Which Joe gave his name to ‘sloppy joes’? We look at five interesting sandwiches and their lexical origins.
- ‘Marlowe may have been of this world, but he was also in it: emotionally, viscerally and - more so for him than for other men - bloodily.’
- ‘A three-day siege ended bloodily: the apartment was gutted, and its seven occupants, alleged perpetrators of a murderous attack on a government agency in December, were all killed.’
- ‘The Russian hostage situation has been resolved bloodily, but the number of casualties is unknown so far.’
- ‘The unsupported troops who had achieved the break in the Union gun line were mostly killed or captured, and the attack decisively and bloodily repulsed.’
- ‘I have no idea about Greek inflectional endings, but the English translation has one fairly obvious meaning: ‘You too will die bloodily because of this deed.’’
We take a look at several popular, though confusing, punctuation marks.
From Afghanistan to Zimbabwe, discover surprising and intriguing language facts from around the globe.

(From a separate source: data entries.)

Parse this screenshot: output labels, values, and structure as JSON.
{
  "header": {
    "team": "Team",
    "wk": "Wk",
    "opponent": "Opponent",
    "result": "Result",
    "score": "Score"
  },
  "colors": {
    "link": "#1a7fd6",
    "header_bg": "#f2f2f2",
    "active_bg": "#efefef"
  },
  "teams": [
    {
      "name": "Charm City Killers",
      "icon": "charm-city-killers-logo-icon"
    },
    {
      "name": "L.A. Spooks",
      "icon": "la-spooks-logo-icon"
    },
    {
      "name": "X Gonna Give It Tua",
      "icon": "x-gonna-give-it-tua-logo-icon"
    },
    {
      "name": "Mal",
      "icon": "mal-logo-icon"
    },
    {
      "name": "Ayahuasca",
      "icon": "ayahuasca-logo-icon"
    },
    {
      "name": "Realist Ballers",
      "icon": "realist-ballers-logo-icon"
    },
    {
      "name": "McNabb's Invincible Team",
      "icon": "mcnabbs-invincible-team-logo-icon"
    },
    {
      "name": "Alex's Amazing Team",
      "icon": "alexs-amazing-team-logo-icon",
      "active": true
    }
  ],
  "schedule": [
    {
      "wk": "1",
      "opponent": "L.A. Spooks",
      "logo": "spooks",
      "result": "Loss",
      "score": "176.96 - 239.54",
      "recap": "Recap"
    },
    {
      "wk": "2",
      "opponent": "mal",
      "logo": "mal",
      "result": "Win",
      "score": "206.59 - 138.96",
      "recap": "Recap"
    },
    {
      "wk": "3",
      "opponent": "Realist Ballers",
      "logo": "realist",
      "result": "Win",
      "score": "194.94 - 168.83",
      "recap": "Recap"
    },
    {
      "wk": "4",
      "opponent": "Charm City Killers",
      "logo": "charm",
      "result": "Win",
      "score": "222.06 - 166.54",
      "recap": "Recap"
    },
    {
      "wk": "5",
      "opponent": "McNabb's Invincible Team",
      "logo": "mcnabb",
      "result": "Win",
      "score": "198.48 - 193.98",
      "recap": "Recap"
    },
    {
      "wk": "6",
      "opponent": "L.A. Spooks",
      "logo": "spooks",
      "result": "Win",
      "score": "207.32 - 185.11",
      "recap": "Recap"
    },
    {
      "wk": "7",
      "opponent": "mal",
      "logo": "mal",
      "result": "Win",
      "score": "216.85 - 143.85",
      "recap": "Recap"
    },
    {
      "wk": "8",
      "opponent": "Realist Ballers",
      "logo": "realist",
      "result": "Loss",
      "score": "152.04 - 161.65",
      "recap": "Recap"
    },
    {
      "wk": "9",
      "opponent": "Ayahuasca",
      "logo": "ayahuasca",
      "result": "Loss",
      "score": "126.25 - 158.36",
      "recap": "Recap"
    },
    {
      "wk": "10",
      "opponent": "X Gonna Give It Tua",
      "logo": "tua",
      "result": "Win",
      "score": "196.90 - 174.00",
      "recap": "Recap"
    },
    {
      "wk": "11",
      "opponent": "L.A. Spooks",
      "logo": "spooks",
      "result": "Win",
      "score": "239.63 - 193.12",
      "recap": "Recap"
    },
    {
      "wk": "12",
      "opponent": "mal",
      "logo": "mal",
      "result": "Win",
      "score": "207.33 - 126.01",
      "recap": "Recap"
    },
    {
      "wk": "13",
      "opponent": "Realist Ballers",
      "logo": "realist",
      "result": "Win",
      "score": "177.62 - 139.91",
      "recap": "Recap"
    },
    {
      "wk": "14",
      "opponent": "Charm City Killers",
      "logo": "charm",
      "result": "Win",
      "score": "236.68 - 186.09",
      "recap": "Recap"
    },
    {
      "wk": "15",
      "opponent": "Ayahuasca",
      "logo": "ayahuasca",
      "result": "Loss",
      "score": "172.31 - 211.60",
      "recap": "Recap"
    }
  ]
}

The definitions of ‘buddy’ and ‘bro’ in the OED have recently been revised. We explore their history and increase in popularity.